**Records provided**
--

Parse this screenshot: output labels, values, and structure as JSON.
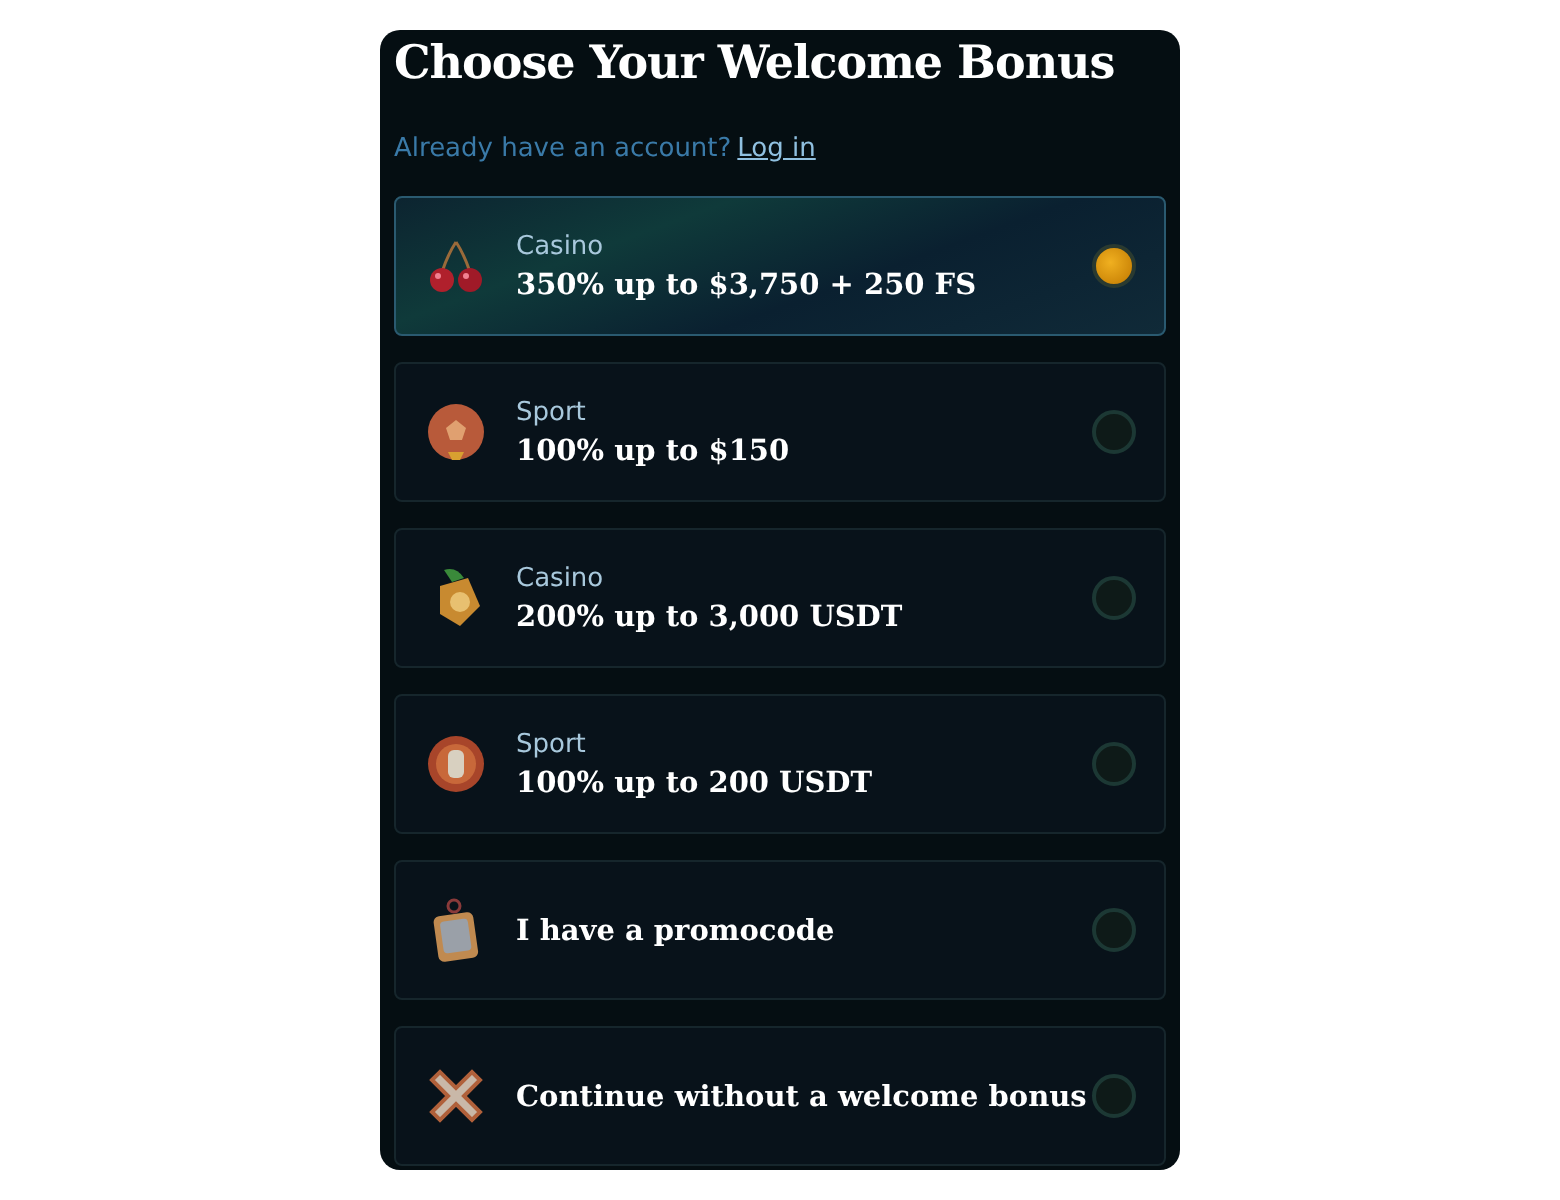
{
  "title": "Choose Your Welcome Bonus",
  "account_prompt": {
    "text": "Already have an account?",
    "link": "Log in"
  },
  "options": [
    {
      "category": "Casino",
      "offer": "350% up to $3,750 + 250 FS",
      "selected": true
    },
    {
      "category": "Sport",
      "offer": "100% up to $150",
      "selected": false
    },
    {
      "category": "Casino",
      "offer": "200% up to 3,000 USDT",
      "selected": false
    },
    {
      "category": "Sport",
      "offer": "100% up to 200 USDT",
      "selected": false
    },
    {
      "offer": "I have a promocode",
      "selected": false
    },
    {
      "offer": "Continue without a welcome bonus",
      "selected": false
    }
  ]
}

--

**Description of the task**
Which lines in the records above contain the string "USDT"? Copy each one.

**The completed task**
      "offer": "200% up to 3,000 USDT",
      "offer": "100% up to 200 USDT",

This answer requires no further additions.